§ **AIM OF THE EXERCISE**
What you return has to match the listing below line for line.

§ **EXTRACTED DATA**
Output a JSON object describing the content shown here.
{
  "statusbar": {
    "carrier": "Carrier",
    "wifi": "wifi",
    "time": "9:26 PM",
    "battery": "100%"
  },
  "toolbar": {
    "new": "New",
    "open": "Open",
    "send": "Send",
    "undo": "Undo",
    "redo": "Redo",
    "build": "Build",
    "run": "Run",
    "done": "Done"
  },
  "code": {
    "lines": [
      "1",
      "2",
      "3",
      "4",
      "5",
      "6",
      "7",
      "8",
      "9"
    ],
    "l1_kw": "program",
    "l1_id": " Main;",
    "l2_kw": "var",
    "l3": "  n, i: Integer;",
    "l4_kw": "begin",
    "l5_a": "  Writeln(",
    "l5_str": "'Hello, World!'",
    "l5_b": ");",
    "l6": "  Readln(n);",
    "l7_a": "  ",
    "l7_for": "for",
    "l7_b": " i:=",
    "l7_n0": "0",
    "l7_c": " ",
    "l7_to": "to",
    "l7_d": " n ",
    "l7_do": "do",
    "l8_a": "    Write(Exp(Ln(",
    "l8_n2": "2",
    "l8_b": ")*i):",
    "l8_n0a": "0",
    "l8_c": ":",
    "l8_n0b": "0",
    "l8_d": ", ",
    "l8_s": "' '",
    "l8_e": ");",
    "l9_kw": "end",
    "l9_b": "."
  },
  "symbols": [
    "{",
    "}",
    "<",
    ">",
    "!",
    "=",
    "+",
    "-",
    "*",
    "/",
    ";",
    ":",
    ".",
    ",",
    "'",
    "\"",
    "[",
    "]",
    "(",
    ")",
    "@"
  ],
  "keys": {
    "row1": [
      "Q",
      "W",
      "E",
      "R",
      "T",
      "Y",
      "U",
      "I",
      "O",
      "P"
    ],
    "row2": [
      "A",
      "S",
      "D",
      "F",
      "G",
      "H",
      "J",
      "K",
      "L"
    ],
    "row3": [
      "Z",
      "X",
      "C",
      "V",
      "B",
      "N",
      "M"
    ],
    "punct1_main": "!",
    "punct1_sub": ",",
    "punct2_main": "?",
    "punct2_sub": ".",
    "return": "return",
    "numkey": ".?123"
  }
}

§ **REPLY**
Output a JSON object describing the content shown here.
{
  "statusbar": {
    "carrier": "Carrier",
    "wifi": "wifi",
    "time": "9:26 PM",
    "battery": "100%"
  },
  "toolbar": {
    "new": "New",
    "open": "Open",
    "send": "Send",
    "undo": "Undo",
    "redo": "Redo",
    "build": "Build",
    "run": "Run",
    "done": "Done"
  },
  "code": {
    "lines": [
      "1",
      "2",
      "3",
      "4",
      "5",
      "6",
      "7",
      "8",
      "9"
    ],
    "l1_kw": "program",
    "l1_id": " Main;",
    "l2_kw": "var",
    "l3": "  n, i: Integer;",
    "l4_kw": "begin",
    "l5_a": "  Writeln(",
    "l5_str": "'Hello, World!'",
    "l5_b": ");",
    "l6": "  Readln(n);",
    "l7_a": "  ",
    "l7_for": "for",
    "l7_b": " i:=",
    "l7_n0": "0",
    "l7_c": " ",
    "l7_to": "to",
    "l7_d": " n ",
    "l7_do": "do",
    "l8_a": "    Write(Exp(Ln(",
    "l8_n2": "2",
    "l8_b": ")*i):",
    "l8_n0a": "0",
    "l8_c": ":",
    "l8_n0b": "0",
    "l8_d": ", ",
    "l8_s": "' '",
    "l8_e": ");",
    "l9_kw": "end",
    "l9_b": "."
  },
  "symbols": [
    "{",
    "}",
    "<",
    ">",
    "!",
    "=",
    "+",
    "-",
    "*",
    "/",
    ";",
    ":",
    ".",
    ",",
    "'",
    "\"",
    "[",
    "]",
    "(",
    ")",
    "@"
  ],
  "keys": {
    "row1": [
      "Q",
      "W",
      "E",
      "R",
      "T",
      "Y",
      "U",
      "I",
      "O",
      "P"
    ],
    "row2": [
      "A",
      "S",
      "D",
      "F",
      "G",
      "H",
      "J",
      "K",
      "L"
    ],
    "row3": [
      "Z",
      "X",
      "C",
      "V",
      "B",
      "N",
      "M"
    ],
    "punct1_main": "!",
    "punct1_sub": ",",
    "punct2_main": "?",
    "punct2_sub": ".",
    "return": "return",
    "numkey": ".?123"
  }
}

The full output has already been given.